Task directions: Please read the records below and return each line holding the string "LIVE".

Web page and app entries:
· · · · · · ·
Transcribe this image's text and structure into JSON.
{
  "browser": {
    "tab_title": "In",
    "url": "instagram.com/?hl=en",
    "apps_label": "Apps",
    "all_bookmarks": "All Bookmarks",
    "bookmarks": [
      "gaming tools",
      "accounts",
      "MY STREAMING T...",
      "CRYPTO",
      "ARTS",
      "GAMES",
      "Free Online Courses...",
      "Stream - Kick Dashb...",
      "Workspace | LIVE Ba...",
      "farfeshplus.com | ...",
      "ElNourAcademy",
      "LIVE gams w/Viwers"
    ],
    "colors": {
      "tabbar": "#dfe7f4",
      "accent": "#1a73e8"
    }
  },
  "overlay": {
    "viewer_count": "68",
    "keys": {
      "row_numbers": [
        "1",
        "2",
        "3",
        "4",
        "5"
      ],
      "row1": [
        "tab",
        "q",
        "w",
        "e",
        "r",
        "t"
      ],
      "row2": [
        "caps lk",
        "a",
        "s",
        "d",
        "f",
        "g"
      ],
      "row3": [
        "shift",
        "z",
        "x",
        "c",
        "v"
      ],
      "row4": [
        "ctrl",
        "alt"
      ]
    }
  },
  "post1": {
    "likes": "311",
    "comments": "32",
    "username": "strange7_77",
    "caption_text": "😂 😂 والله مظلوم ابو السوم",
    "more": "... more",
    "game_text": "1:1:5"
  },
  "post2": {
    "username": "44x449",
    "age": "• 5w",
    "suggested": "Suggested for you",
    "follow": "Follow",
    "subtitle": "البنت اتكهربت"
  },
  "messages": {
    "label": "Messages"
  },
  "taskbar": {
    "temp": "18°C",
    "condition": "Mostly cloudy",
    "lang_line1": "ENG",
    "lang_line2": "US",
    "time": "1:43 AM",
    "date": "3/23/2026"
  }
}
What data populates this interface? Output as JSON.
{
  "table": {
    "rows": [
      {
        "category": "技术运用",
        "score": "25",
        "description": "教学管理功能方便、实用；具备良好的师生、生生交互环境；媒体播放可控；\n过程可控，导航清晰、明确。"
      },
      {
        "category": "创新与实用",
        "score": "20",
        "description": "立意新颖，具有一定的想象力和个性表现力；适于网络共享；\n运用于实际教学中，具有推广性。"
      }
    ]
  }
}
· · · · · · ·
Result:
      "Workspace | LIVE Ba...",
      "LIVE gams w/Viwers"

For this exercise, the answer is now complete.